REQUIRED WORK:
Look through the data below and say how many of its lines contain "Villa", adding nothing else.

──────── DATASET CONTENT ────────

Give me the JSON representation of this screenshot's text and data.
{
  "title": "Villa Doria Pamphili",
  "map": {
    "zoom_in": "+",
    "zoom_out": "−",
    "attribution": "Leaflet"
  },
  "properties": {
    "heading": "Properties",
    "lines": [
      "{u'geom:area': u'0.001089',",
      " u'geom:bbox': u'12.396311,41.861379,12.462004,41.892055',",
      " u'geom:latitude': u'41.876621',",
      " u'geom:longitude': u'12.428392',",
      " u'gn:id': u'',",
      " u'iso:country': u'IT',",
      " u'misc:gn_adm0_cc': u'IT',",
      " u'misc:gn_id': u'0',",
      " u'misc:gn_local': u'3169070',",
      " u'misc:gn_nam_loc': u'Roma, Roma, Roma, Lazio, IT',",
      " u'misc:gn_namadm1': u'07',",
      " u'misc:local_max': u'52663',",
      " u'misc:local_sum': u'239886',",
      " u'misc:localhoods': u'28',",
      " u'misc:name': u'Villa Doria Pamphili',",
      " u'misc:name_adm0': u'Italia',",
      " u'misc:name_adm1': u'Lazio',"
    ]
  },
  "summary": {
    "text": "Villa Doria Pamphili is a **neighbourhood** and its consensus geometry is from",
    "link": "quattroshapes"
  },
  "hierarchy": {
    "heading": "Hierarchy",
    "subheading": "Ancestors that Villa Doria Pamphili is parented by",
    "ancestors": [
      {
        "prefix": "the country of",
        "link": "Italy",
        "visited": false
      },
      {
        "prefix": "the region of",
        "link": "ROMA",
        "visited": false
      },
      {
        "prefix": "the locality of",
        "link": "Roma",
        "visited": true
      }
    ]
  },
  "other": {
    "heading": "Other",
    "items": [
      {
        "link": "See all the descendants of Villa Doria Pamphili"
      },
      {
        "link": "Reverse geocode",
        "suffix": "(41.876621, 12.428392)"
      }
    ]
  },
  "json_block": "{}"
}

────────

RESPONSE:
5